* **WORK INSTRUCTIONS**
Take from the records below each line that holds "JSON".

---------- GIVEN RECORDS

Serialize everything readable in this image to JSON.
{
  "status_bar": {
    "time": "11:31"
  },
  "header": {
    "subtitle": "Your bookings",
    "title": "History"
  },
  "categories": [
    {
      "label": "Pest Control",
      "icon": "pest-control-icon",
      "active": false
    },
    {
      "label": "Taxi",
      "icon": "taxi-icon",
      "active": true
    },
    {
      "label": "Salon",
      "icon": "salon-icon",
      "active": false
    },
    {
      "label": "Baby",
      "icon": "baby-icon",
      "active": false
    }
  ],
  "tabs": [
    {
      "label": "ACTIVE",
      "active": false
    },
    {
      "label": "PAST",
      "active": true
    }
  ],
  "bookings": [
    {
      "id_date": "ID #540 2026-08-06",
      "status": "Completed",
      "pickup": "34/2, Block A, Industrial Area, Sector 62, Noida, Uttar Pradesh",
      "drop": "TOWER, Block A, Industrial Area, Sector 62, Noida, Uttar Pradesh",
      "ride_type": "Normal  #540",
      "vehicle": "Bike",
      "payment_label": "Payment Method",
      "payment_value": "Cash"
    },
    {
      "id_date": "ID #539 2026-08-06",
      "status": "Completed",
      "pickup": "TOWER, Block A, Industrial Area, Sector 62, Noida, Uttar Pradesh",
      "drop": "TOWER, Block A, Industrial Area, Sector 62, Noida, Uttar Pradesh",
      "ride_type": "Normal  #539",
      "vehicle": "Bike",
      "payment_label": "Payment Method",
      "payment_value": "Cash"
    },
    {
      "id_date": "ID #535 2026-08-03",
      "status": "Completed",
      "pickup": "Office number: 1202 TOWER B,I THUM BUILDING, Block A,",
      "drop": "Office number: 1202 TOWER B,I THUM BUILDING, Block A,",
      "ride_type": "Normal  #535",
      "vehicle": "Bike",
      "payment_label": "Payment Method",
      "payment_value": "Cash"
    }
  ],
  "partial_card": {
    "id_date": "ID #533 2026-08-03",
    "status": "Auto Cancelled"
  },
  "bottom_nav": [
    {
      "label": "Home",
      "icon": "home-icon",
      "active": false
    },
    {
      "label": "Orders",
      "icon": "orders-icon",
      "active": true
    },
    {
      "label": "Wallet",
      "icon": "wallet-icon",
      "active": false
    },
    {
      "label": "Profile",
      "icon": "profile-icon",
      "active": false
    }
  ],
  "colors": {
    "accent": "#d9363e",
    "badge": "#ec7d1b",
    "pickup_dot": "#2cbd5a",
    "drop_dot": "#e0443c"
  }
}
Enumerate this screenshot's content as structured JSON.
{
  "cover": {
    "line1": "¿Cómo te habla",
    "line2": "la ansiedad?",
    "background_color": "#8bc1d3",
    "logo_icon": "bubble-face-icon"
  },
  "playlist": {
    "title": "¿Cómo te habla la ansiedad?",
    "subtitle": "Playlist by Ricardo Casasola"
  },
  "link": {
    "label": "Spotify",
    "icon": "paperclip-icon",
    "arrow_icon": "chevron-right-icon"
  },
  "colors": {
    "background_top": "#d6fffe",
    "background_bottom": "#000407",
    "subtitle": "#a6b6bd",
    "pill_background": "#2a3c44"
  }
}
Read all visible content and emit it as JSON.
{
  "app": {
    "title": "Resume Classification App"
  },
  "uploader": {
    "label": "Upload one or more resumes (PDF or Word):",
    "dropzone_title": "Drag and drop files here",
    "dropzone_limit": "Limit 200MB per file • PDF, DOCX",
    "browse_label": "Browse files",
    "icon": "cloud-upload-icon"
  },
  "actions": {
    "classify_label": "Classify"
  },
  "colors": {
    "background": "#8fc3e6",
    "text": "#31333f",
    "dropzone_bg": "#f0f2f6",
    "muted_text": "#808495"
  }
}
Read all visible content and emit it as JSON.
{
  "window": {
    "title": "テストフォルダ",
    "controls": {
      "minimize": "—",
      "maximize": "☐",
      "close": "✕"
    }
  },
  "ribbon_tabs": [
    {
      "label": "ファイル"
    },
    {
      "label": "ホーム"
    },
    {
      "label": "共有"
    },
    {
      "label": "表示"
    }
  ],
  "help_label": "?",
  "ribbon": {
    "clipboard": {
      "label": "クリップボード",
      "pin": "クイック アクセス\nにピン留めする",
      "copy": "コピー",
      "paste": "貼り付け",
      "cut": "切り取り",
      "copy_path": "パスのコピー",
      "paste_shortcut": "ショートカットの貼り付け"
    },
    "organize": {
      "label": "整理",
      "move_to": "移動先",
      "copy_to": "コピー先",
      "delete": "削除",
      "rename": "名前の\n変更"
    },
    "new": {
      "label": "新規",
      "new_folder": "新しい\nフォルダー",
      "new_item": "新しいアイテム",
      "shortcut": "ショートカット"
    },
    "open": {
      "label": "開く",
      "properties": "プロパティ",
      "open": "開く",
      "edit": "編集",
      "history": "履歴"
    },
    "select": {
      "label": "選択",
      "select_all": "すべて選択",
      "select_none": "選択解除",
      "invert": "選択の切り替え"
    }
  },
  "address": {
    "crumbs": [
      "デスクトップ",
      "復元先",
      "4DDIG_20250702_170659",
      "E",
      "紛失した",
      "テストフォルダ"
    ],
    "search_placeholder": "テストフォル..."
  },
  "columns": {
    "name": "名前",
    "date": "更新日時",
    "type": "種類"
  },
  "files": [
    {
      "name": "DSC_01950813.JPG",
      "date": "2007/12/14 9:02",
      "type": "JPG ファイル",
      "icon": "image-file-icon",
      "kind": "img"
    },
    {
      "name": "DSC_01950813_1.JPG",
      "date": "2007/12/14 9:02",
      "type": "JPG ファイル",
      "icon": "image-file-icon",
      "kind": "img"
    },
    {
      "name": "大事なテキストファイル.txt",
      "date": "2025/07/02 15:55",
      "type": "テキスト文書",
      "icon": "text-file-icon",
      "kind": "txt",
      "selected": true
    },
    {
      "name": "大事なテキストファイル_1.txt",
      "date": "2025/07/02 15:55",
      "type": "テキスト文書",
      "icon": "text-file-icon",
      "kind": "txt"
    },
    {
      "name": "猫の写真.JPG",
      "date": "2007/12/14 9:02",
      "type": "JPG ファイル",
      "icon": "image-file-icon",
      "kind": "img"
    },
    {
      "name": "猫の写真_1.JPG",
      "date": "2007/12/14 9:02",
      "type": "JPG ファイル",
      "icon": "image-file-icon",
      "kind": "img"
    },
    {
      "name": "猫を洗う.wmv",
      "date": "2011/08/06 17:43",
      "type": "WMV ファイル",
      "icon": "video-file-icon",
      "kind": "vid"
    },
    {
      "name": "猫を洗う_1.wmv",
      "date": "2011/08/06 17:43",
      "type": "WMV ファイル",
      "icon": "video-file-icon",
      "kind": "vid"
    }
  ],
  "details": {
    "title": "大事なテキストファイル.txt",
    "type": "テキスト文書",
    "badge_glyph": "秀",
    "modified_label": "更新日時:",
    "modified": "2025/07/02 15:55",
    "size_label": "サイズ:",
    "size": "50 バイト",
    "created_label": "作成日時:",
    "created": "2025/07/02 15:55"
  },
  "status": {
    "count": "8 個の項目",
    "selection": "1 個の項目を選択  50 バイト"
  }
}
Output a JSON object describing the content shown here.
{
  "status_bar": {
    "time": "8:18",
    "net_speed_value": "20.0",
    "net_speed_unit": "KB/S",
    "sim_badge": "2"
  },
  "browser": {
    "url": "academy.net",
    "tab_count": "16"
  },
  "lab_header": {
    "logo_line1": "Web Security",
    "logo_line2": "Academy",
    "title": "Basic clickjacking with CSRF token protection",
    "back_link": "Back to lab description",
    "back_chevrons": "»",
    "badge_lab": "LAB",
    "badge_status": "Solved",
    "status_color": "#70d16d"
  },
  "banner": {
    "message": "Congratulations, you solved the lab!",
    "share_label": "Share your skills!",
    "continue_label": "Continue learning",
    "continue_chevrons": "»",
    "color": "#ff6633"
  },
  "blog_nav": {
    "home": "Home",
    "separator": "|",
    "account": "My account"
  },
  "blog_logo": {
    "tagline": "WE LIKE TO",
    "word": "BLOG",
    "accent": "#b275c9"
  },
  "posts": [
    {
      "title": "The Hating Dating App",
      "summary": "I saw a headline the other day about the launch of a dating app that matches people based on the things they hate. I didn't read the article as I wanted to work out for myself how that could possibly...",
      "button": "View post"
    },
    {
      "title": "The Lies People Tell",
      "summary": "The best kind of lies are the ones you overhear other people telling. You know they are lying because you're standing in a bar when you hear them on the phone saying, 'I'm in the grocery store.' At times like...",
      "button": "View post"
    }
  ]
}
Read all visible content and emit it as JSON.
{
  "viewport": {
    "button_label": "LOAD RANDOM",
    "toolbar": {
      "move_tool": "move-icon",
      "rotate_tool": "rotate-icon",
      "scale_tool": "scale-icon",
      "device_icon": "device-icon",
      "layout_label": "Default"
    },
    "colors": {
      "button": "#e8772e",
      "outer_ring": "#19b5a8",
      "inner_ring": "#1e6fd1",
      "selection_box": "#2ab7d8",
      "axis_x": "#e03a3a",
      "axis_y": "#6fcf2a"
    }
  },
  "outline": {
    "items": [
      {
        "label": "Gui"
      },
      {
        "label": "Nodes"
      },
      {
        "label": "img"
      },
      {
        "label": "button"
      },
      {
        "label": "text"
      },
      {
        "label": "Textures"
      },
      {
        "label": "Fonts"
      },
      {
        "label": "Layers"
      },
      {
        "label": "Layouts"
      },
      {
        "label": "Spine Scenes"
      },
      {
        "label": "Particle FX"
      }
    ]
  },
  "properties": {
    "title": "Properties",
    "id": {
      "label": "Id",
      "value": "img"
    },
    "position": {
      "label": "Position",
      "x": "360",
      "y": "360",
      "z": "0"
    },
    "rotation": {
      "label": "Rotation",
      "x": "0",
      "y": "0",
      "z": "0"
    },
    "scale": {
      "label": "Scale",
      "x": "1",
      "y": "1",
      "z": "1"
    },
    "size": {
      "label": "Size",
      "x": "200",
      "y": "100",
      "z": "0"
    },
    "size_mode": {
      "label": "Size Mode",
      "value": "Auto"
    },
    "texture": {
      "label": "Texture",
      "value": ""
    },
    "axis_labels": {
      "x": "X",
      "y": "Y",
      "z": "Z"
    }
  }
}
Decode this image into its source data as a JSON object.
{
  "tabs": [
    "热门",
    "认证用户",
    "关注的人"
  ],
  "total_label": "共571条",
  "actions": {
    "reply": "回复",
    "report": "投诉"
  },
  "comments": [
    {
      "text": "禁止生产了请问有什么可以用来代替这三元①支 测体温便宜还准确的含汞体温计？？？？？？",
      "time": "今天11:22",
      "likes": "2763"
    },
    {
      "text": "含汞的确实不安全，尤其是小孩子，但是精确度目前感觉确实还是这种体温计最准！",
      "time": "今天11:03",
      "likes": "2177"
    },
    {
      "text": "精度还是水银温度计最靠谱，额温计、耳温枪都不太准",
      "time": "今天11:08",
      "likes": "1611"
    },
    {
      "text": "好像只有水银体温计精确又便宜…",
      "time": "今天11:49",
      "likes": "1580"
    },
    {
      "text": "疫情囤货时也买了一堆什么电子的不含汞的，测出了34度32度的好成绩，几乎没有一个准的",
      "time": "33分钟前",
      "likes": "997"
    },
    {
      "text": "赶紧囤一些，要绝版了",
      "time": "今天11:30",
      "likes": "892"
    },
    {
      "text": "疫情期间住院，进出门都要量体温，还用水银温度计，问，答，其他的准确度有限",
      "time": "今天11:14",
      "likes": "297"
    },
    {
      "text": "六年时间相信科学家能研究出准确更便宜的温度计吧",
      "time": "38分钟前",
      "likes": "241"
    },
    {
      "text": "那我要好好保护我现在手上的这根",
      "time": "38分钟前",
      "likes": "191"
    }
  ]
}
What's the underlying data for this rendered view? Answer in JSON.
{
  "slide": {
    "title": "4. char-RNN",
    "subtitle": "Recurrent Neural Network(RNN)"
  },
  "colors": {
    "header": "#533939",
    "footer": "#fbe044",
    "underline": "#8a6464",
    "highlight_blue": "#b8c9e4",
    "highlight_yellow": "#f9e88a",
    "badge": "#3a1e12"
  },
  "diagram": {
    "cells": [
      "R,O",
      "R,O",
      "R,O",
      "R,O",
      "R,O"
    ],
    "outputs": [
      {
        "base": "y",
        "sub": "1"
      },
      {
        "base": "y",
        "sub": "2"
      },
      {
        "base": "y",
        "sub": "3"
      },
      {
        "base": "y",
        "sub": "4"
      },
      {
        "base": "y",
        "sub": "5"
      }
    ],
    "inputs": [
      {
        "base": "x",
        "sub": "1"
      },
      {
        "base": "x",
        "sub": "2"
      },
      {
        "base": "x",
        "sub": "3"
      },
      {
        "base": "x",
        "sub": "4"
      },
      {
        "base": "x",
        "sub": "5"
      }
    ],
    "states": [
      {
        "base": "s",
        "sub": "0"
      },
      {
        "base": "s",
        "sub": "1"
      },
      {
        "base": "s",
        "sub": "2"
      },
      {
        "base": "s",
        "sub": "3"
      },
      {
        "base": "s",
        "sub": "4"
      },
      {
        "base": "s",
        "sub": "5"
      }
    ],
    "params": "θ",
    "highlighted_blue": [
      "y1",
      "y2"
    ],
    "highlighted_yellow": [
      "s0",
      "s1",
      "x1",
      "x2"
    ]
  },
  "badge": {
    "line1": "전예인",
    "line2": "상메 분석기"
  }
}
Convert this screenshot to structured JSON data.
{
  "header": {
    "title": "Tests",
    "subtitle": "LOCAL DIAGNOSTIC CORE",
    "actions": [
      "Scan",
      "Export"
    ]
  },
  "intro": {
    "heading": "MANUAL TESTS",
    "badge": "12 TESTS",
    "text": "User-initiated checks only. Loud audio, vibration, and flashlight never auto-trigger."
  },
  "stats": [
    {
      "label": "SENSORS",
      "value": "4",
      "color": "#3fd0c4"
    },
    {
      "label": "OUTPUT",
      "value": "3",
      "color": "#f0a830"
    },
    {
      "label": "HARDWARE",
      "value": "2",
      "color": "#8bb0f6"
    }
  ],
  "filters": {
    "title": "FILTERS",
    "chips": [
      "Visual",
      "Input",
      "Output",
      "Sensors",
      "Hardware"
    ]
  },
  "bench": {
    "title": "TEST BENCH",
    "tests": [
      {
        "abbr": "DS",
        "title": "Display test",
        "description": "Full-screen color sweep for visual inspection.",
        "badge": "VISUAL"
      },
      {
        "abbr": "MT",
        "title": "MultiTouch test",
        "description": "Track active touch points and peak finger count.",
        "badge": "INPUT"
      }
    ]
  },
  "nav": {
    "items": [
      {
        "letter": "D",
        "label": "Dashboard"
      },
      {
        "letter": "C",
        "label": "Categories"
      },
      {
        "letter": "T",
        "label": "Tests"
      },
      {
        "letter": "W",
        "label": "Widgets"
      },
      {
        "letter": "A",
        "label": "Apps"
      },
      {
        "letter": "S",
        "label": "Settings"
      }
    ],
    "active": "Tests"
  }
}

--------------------

* **SOLUTION**
Serialize everything readable in this image to JSON.
Enumerate this screenshot's content as structured JSON.
Read all visible content and emit it as JSON.
Read all visible content and emit it as JSON.
Output a JSON object describing the content shown here.
Read all visible content and emit it as JSON.
Decode this image into its source data as a JSON object.
What's the underlying data for this rendered view? Answer in JSON.
Convert this screenshot to structured JSON data.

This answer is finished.